* [PROBLEM TO SOLVE]: Your task is to print each record exactly as it reads.

* [SUPPLIED MATERIAL]:
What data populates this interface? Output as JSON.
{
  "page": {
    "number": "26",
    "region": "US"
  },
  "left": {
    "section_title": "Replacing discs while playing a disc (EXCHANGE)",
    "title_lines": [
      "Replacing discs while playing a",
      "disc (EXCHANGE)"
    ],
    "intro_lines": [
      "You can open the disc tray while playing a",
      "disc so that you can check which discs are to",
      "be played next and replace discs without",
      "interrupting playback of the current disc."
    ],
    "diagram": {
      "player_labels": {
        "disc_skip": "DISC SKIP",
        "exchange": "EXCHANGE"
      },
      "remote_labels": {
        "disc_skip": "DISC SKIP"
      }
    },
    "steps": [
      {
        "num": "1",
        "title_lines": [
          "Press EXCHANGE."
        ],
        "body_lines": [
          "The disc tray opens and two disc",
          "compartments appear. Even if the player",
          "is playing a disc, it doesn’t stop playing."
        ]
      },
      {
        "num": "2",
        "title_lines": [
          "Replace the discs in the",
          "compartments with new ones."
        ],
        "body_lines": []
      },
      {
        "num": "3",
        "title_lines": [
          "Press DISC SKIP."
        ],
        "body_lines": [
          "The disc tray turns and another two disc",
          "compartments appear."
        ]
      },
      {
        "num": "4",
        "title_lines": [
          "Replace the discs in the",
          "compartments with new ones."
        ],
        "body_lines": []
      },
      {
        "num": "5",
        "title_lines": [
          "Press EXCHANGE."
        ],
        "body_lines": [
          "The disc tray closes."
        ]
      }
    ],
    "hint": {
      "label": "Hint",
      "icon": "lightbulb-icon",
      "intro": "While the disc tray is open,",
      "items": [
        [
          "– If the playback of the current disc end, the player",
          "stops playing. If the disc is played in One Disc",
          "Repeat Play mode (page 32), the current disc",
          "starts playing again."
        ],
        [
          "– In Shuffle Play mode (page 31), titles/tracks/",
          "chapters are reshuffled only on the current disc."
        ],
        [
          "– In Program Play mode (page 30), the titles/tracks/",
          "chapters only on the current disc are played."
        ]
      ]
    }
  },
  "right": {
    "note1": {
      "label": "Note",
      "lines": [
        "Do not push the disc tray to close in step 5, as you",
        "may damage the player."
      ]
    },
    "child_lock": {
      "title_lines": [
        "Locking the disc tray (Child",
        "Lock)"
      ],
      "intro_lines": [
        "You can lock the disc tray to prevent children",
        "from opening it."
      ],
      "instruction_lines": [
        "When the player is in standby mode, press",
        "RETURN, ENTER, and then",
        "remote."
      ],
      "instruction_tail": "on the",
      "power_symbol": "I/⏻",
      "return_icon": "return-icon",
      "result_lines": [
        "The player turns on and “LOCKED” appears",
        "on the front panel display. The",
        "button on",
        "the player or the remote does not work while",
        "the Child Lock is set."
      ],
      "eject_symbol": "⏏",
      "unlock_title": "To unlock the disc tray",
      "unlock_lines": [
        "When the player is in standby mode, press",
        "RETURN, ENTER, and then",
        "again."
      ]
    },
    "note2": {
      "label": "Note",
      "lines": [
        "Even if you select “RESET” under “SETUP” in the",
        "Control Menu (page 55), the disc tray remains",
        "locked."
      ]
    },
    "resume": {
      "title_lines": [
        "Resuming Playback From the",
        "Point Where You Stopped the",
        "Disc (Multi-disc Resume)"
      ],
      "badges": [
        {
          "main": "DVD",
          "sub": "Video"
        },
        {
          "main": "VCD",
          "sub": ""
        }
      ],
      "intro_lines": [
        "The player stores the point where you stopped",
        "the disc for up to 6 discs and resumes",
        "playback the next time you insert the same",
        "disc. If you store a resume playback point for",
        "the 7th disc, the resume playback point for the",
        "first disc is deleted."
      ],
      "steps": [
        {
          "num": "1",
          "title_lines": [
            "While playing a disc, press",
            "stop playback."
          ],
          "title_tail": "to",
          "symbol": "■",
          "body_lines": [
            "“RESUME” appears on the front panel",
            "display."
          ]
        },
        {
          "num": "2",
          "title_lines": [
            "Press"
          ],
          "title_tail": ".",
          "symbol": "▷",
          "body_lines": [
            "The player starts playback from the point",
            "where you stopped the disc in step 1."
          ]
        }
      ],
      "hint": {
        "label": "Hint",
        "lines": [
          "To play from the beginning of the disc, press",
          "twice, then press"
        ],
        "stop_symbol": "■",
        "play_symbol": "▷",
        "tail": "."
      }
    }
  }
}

* [RESPONSE TO THE TASK]:
What data populates this interface? Output as JSON.
{
  "page": {
    "number": "26",
    "region": "US"
  },
  "left": {
    "section_title": "Replacing discs while playing a disc (EXCHANGE)",
    "title_lines": [
      "Replacing discs while playing a",
      "disc (EXCHANGE)"
    ],
    "intro_lines": [
      "You can open the disc tray while playing a",
      "disc so that you can check which discs are to",
      "be played next and replace discs without",
      "interrupting playback of the current disc."
    ],
    "diagram": {
      "player_labels": {
        "disc_skip": "DISC SKIP",
        "exchange": "EXCHANGE"
      },
      "remote_labels": {
        "disc_skip": "DISC SKIP"
      }
    },
    "steps": [
      {
        "num": "1",
        "title_lines": [
          "Press EXCHANGE."
        ],
        "body_lines": [
          "The disc tray opens and two disc",
          "compartments appear. Even if the player",
          "is playing a disc, it doesn’t stop playing."
        ]
      },
      {
        "num": "2",
        "title_lines": [
          "Replace the discs in the",
          "compartments with new ones."
        ],
        "body_lines": []
      },
      {
        "num": "3",
        "title_lines": [
          "Press DISC SKIP."
        ],
        "body_lines": [
          "The disc tray turns and another two disc",
          "compartments appear."
        ]
      },
      {
        "num": "4",
        "title_lines": [
          "Replace the discs in the",
          "compartments with new ones."
        ],
        "body_lines": []
      },
      {
        "num": "5",
        "title_lines": [
          "Press EXCHANGE."
        ],
        "body_lines": [
          "The disc tray closes."
        ]
      }
    ],
    "hint": {
      "label": "Hint",
      "icon": "lightbulb-icon",
      "intro": "While the disc tray is open,",
      "items": [
        [
          "– If the playback of the current disc end, the player",
          "stops playing. If the disc is played in One Disc",
          "Repeat Play mode (page 32), the current disc",
          "starts playing again."
        ],
        [
          "– In Shuffle Play mode (page 31), titles/tracks/",
          "chapters are reshuffled only on the current disc."
        ],
        [
          "– In Program Play mode (page 30), the titles/tracks/",
          "chapters only on the current disc are played."
        ]
      ]
    }
  },
  "right": {
    "note1": {
      "label": "Note",
      "lines": [
        "Do not push the disc tray to close in step 5, as you",
        "may damage the player."
      ]
    },
    "child_lock": {
      "title_lines": [
        "Locking the disc tray (Child",
        "Lock)"
      ],
      "intro_lines": [
        "You can lock the disc tray to prevent children",
        "from opening it."
      ],
      "instruction_lines": [
        "When the player is in standby mode, press",
        "RETURN, ENTER, and then",
        "remote."
      ],
      "instruction_tail": "on the",
      "power_symbol": "I/⏻",
      "return_icon": "return-icon",
      "result_lines": [
        "The player turns on and “LOCKED” appears",
        "on the front panel display. The",
        "button on",
        "the player or the remote does not work while",
        "the Child Lock is set."
      ],
      "eject_symbol": "⏏",
      "unlock_title": "To unlock the disc tray",
      "unlock_lines": [
        "When the player is in standby mode, press",
        "RETURN, ENTER, and then",
        "again."
      ]
    },
    "note2": {
      "label": "Note",
      "lines": [
        "Even if you select “RESET” under “SETUP” in the",
        "Control Menu (page 55), the disc tray remains",
        "locked."
      ]
    },
    "resume": {
      "title_lines": [
        "Resuming Playback From the",
        "Point Where You Stopped the",
        "Disc (Multi-disc Resume)"
      ],
      "badges": [
        {
          "main": "DVD",
          "sub": "Video"
        },
        {
          "main": "VCD",
          "sub": ""
        }
      ],
      "intro_lines": [
        "The player stores the point where you stopped",
        "the disc for up to 6 discs and resumes",
        "playback the next time you insert the same",
        "disc. If you store a resume playback point for",
        "the 7th disc, the resume playback point for the",
        "first disc is deleted."
      ],
      "steps": [
        {
          "num": "1",
          "title_lines": [
            "While playing a disc, press",
            "stop playback."
          ],
          "title_tail": "to",
          "symbol": "■",
          "body_lines": [
            "“RESUME” appears on the front panel",
            "display."
          ]
        },
        {
          "num": "2",
          "title_lines": [
            "Press"
          ],
          "title_tail": ".",
          "symbol": "▷",
          "body_lines": [
            "The player starts playback from the point",
            "where you stopped the disc in step 1."
          ]
        }
      ],
      "hint": {
        "label": "Hint",
        "lines": [
          "To play from the beginning of the disc, press",
          "twice, then press"
        ],
        "stop_symbol": "■",
        "play_symbol": "▷",
        "tail": "."
      }
    }
  }
}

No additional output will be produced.